EXERCISE INSTRUCTIONS: Each line below is to be copied exactly; images do not go into the copy.

Excerpts from an interface dataset:
━━━━━━━━━━━━━━━━━━━━━━━━━━━━━━

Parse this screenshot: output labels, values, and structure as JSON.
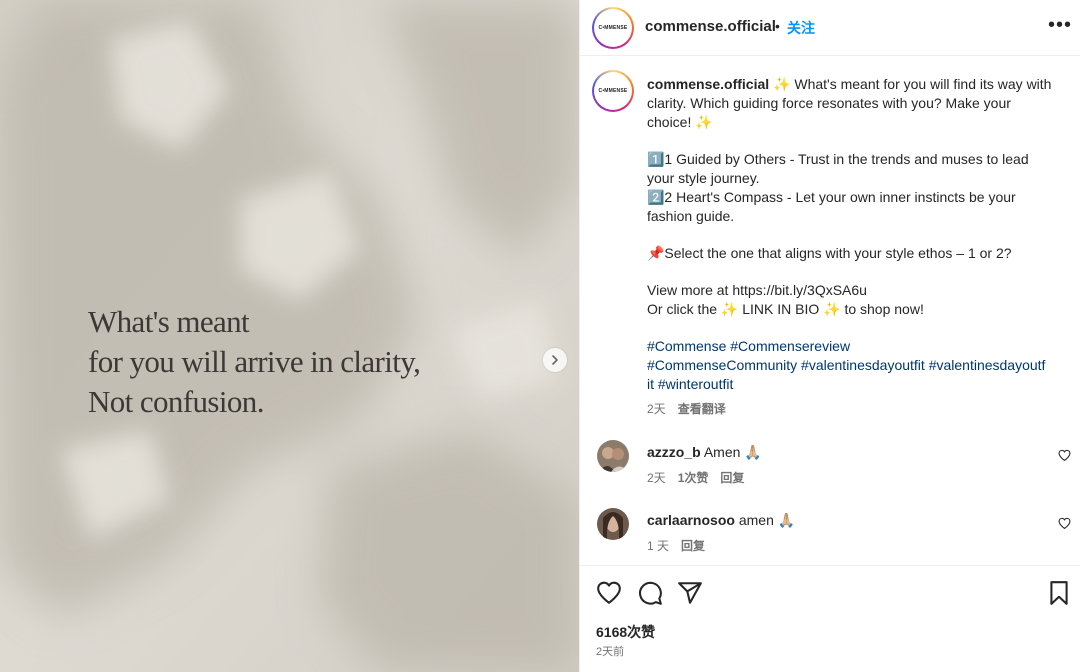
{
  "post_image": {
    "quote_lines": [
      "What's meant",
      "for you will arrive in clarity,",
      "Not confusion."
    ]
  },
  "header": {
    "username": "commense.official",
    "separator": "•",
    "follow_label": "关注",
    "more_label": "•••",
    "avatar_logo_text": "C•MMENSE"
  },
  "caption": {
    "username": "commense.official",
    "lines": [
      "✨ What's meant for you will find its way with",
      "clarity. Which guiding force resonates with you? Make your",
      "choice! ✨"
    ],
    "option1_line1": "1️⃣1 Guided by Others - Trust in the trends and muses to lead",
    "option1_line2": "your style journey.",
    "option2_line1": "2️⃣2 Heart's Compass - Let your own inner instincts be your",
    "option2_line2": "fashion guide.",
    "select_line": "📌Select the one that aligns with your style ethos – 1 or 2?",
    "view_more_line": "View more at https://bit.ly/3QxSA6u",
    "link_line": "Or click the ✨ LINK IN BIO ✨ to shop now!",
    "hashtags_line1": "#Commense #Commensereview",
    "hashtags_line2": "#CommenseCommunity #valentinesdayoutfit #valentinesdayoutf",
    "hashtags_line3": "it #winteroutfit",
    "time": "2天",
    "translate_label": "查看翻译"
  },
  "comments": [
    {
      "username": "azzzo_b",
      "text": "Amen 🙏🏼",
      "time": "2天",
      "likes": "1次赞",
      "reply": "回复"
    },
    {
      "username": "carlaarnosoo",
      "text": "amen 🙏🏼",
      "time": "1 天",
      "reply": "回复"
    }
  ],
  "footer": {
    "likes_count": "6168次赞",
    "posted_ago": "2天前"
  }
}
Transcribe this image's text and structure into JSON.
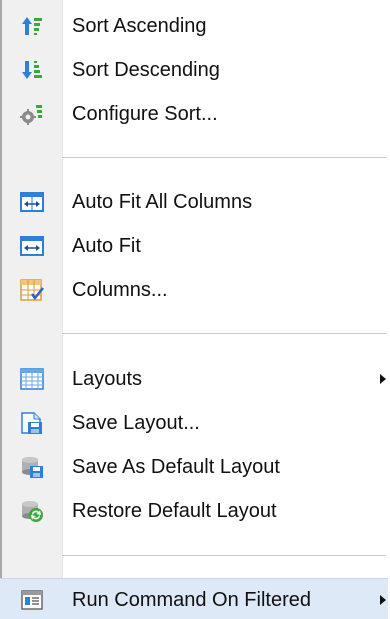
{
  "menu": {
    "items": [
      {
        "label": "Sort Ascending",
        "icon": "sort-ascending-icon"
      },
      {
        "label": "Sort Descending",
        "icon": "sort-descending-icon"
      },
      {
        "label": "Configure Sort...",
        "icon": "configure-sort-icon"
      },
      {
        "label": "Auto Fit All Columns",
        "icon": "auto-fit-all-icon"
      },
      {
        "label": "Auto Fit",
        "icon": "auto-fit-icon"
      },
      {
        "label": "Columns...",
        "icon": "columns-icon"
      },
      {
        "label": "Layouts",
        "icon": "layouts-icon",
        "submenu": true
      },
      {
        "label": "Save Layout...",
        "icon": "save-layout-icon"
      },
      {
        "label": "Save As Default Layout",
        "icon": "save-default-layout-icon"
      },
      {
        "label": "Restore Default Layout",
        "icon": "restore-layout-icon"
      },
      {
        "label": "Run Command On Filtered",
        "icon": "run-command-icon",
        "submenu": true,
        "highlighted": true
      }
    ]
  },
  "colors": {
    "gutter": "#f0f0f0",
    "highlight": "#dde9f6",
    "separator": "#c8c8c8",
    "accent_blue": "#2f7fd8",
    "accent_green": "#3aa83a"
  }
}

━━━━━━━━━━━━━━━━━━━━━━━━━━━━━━

EXPECTED ANSWER:
Parse this screenshot: output labels, values, and structure as JSON.
{
  "post_image": {
    "quote_lines": [
      "What's meant",
      "for you will arrive in clarity,",
      "Not confusion."
    ]
  },
  "header": {
    "username": "commense.official",
    "separator": "•",
    "follow_label": "关注",
    "more_label": "•••",
    "avatar_logo_text": "C•MMENSE"
  },
  "caption": {
    "username": "commense.official",
    "lines": [
      "✨ What's meant for you will find its way with",
      "clarity. Which guiding force resonates with you? Make your",
      "choice! ✨"
    ],
    "option1_line1": "1️⃣1 Guided by Others - Trust in the trends and muses to lead",
    "option1_line2": "your style journey.",
    "option2_line1": "2️⃣2 Heart's Compass - Let your own inner instincts be your",
    "option2_line2": "fashion guide.",
    "select_line": "📌Select the one that aligns with your style ethos – 1 or 2?",
    "view_more_line": "View more at https://bit.ly/3QxSA6u",
    "link_line": "Or click the ✨ LINK IN BIO ✨ to shop now!",
    "hashtags_line1": "#Commense #Commensereview",
    "hashtags_line2": "#CommenseCommunity #valentinesdayoutfit #valentinesdayoutf",
    "hashtags_line3": "it #winteroutfit",
    "time": "2天",
    "translate_label": "查看翻译"
  },
  "comments": [
    {
      "username": "azzzo_b",
      "text": "Amen 🙏🏼",
      "time": "2天",
      "likes": "1次赞",
      "reply": "回复"
    },
    {
      "username": "carlaarnosoo",
      "text": "amen 🙏🏼",
      "time": "1 天",
      "reply": "回复"
    }
  ],
  "footer": {
    "likes_count": "6168次赞",
    "posted_ago": "2天前"
  }
}
Transcribe this image's text and structure into JSON.
{
  "menu": {
    "items": [
      {
        "label": "Sort Ascending",
        "icon": "sort-ascending-icon"
      },
      {
        "label": "Sort Descending",
        "icon": "sort-descending-icon"
      },
      {
        "label": "Configure Sort...",
        "icon": "configure-sort-icon"
      },
      {
        "label": "Auto Fit All Columns",
        "icon": "auto-fit-all-icon"
      },
      {
        "label": "Auto Fit",
        "icon": "auto-fit-icon"
      },
      {
        "label": "Columns...",
        "icon": "columns-icon"
      },
      {
        "label": "Layouts",
        "icon": "layouts-icon",
        "submenu": true
      },
      {
        "label": "Save Layout...",
        "icon": "save-layout-icon"
      },
      {
        "label": "Save As Default Layout",
        "icon": "save-default-layout-icon"
      },
      {
        "label": "Restore Default Layout",
        "icon": "restore-layout-icon"
      },
      {
        "label": "Run Command On Filtered",
        "icon": "run-command-icon",
        "submenu": true,
        "highlighted": true
      }
    ]
  },
  "colors": {
    "gutter": "#f0f0f0",
    "highlight": "#dde9f6",
    "separator": "#c8c8c8",
    "accent_blue": "#2f7fd8",
    "accent_green": "#3aa83a"
  }
}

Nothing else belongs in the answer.